Texas  1    MKAILVVLLYTFATANADTLCIGYHANNSTDTVDTVLEKNVTVTHSVNLLEDKHNGKLCK  60
            MK  L+VLL TF    ADT+CIGYHANNSTDTVDTVLEKNVTVTHSVNLLE+ HNGKLC
Brisb  1    MKVKLLVLLCTFTATYADTICIGYHANNSTDTVDTVLEKNVTVTHSVNLLENSHNGKLCL  60

Texas  61   LRGVAPLHLGKCNIAGWILGNPECESLSTASSWSYIVETSSSDNGTCYPGDFIDYEELRE  120
            L+G+APL LG C++AGWILGNPECE L +  SWSYIVE  + +NGTCYPG F DYEELRE
Brisb  61   LKGIAPLQLGNCSVAGWILGNPECELLISKESWSYIVEKPNPENGTCYPGHFADYEELRE  120

Texas  121  QLSSVSSFERFEIFPKTSSWPNHDSNKGVTAACPHAGAKSFYKNLIWLVKKGNSYPKLSK  180
            QLSSVSSFERFEIFPK SSWPNH +  GV+A+C H G  SFY+NL+WL  K   YP LSK
Brisb  121  QLSSVSSFERFEIFPKESSWPNH-TVTGVSASCSHNGESSFYRNLLWLTGKNGLYPNLSK  179

Texas  181  SYINDKGKEVLVLWGIHHPSTSADQQSLYQNADAYVFVGSSRYSKKFKPEIAIRPKVRDQ  240
            SY N+K KEVLVLWG+HHP    DQ++LY   +AYV V SS YS+KF PEIA RPKVRDQ
Brisb  180  SYANNKEKEVLVLWGVHHPPNIGDQKALYHTENAYVSVVSSHYSRKFTPEIAKRPKVRDQ  239

Texas  241  EGRMNYYWTLVEPGDKITFEATGNLVVPRYAFAMERNAGSGIIISDTPVHDCNTTCQTPK  300
            EGR+NYYWTL+EPGD I FEA GNL+ PRYAFA+ R  GSGII S+ P+  C+  CQTP+
Brisb  240  EGRINYYWTLLEPGDTIIFEANGNLIAPRYAFALSRGFGSGIINSNAPMDKCDAKCQTPQ  299

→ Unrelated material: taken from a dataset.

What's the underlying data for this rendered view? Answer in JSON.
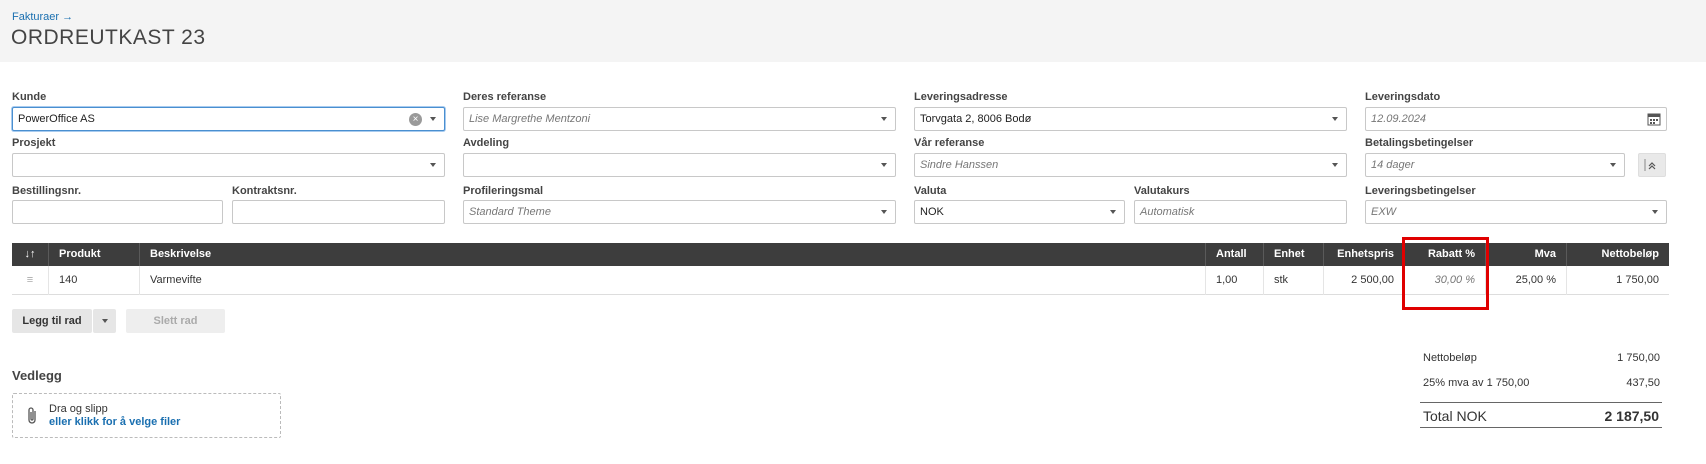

Texas  301  GAINTSLPFQNIHPITIGKCPKYVKSTKLRLATGLRNVPSIQSRGLFGAIAGFIEGGWTG  360
            GAIN+SLPFQN+HP+TIG+CPKYV+S KLR+ TGLRN+PSIQSRGLFGAIAGFIEGGWTG
Brisb  300  GAINSSLPFQNVHPVTIGECPKYVRSAKLRMVTGLRNIPSIQSRGLFGAIAGFIEGGWTG  359

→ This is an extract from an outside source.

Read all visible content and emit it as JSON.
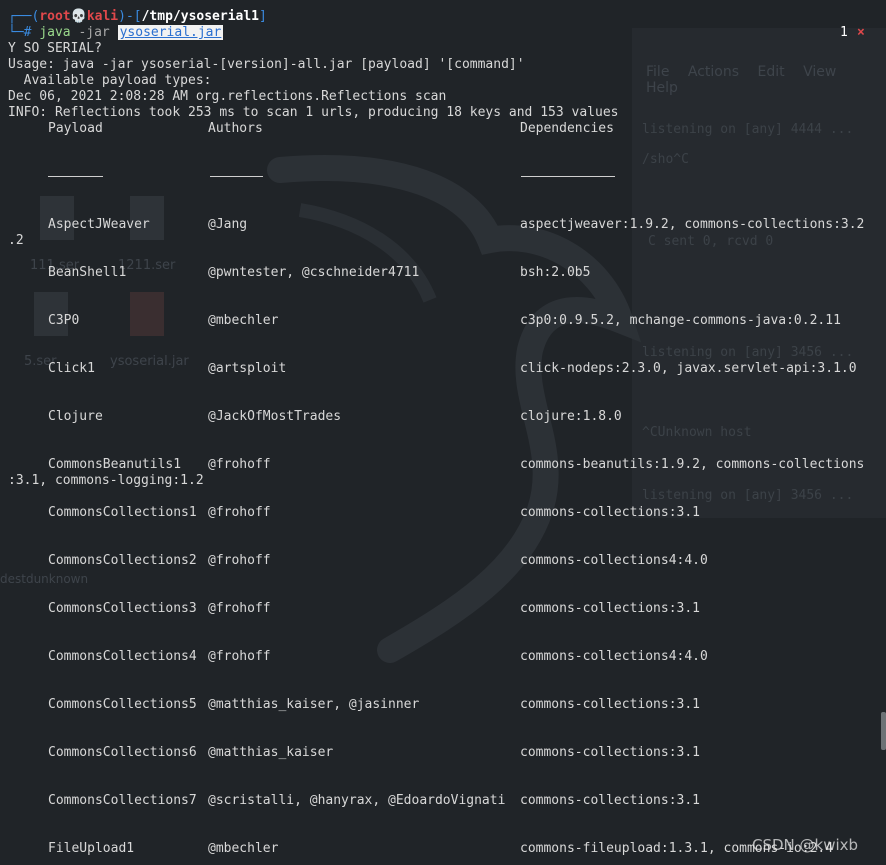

Texas  361  MVDGWYGYHHQNEQGSGYAADLKSTQNAIDEITNKVNSVIEKMNTQFTAVGKEFNHLEKR  420
            MVDGWYGYHHQNEQGSGYAAD KSTQNAI+ ITNKVNSVIEKMNTQFTAVGKEFN LE+R
Brisb  360  MVDGWYGYHHQNEQGSGYAADQKSTQNAINGITNKVNSVIEKMNTQFTAVGKEFNKLERR  419

Texas  421  IENLNKKVDDGFLDIWTYNAELLVLLENERTLDYHDSNVKNLYEKVRSQLKNNAKEIGNG  480
            +ENLNKKVDDGF+DIWTYNAELLVLLENERTLD+HDSNVKNLYEKV+SQLKNNAKEIGNG
Brisb  420  MENLNKKVDDGFIDIWTYNAELLVLLENERTLDFHDSNVKNLYEKVKSQLKNNAKEIGNG  479

Texas  481  CFEFYHKCDNTCMESVKNGTYDYPKYSEEAKLNREEIDGVKLESTRIYQILAIYSTVASS  540
            CFEFYHKC++ CMESVKNGTYDYPKYSEE+KLNRE+IDGVKLES  +YQILAIYSTVASS
Brisb  480  CFEFYHKCNDECMESVKNGTYDYPKYSEESKLNREKIDGVKLESMGVYQILAIYSTVASS  539

Texas  541  LVLVVSLGAISFWMCSNGSLQCRICI  566
            LVL+VSLGAISFWMCSNGSLQCRICI
Brisb  540  LVLLVSLGAISFWMCSNGSLQCRICI  565


  1. CATON, A. (1982). The antigenic structure of the influenza virus A/PR/8/34 hemagglutinin (H1 subtype) Cell, 31 (2), 417-427 DOI: 10.1016/0092-8674(82)90135-0[]